Editor’s Note: If you would like to learn more about the formation of the Atlantic capitalist elite after World War Two I would highly recommend two books. The first by Leo Panitch himself is “The Making of Global Capitalism: The Political Economy of American Empire“, and the other is by Kees van der Pijl, “The Making of an Atlantic Ruling Class“. You can also download another of van der Pijl’s books for free here.
‘Today is the 70th anniversary of the Normandy landings, an event that is rightly celebrated as a key moment in the defeat of Nazism and the liberation of Europe from fascist tyranny. Last year I visited the beaches at Omaha and Arromanches for the first time, and went to the American and British and Commonweath cemeteries. It was a moving and impressive sight, and anyone who has read accounts of the landings and the vicious hedgerow fighting that preceded the Bocage ‘breakout’ cannot but be impressed by the courage and resilience shown by the soldiers who waded ashore on 6 June, 1945.
D-Day belongs firmly to the ‘good war’ narrative of World War II, partly because the battles that followed are remembered as clashes between armies. In fact the landings had a catastrophic impact on French civilians, as a result of Allied bombing raids and artillery bombardments of German positions that made no distinction between civilians and soldiers, whether in the bombing of Caen that followed the landings,or the firebombing of the seaside town of Royan with napalm by the US Eighth Air Force on 15 April 1945 that preceded them. Events like these should not be forgotten. And the ‘good war’ historical remembrance of military heroism should never be allowed to obscure the fact that the Allied victory in World War II was not merely due to the heroism and self-sacrifice of soldiers, but was also the result of a new form of ‘total war’ that was directed not only at armies and military targets, but against the enemy society.’

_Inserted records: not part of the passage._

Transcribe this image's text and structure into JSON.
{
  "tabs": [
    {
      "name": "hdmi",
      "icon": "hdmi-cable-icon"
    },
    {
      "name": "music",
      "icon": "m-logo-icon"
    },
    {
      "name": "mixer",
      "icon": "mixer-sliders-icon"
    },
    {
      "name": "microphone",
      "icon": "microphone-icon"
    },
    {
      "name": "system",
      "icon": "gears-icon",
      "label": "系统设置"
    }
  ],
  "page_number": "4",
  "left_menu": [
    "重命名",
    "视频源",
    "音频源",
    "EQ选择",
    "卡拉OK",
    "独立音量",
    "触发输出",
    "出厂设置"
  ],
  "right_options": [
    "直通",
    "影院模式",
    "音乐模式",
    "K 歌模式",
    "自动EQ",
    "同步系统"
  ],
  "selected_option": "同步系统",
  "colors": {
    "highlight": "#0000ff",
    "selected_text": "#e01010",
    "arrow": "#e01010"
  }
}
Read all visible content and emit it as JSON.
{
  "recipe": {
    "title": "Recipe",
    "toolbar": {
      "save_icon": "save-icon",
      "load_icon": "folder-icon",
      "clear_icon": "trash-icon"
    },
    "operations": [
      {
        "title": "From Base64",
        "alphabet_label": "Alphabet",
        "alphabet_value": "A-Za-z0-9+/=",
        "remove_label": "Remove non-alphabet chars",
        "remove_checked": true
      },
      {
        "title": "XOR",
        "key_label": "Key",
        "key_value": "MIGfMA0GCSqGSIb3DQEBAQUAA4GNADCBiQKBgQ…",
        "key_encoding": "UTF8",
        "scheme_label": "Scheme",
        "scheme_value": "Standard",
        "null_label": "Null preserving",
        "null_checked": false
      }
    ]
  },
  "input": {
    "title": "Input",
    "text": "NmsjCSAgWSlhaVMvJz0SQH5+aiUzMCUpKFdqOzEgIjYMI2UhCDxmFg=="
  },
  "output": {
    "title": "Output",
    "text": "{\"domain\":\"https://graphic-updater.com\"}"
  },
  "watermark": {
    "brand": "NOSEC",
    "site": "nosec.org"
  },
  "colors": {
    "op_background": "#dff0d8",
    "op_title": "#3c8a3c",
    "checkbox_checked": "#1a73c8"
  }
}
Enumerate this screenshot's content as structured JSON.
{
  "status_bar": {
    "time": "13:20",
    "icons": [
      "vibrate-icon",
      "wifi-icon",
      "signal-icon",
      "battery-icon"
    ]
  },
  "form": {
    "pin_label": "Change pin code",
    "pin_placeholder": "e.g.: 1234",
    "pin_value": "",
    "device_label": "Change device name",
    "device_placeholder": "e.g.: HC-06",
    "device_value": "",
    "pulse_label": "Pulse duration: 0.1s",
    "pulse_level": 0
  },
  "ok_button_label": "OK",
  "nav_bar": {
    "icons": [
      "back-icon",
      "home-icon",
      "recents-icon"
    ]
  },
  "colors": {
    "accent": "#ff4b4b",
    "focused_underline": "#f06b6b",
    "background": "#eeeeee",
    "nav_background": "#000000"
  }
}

‘Audi has been forced to re-think everything it knew about one of its founding heroes, Dr Richard Bruhn, after the study it commissioned into the company’s past revealed he had close ties with leading Nazis.
Bruhn, long celebrated as the “Father of the Auto Union”, which in the 1980s evolved into the modern Audi brand, exploited slave labour under the Nazi dictatorship on a massive scale, a newly-released historical investigation revealed on Monday.
Although the firm told Spiegel it would be changing online profiles of Bruhn, he is still credited on a number of Audi’s English-language websites worldwide as having “guided the company with great competence” before the war and securing a “high reputation” post-war which “made it possible to obtain the credit needed to re-establish the Auto Union”.’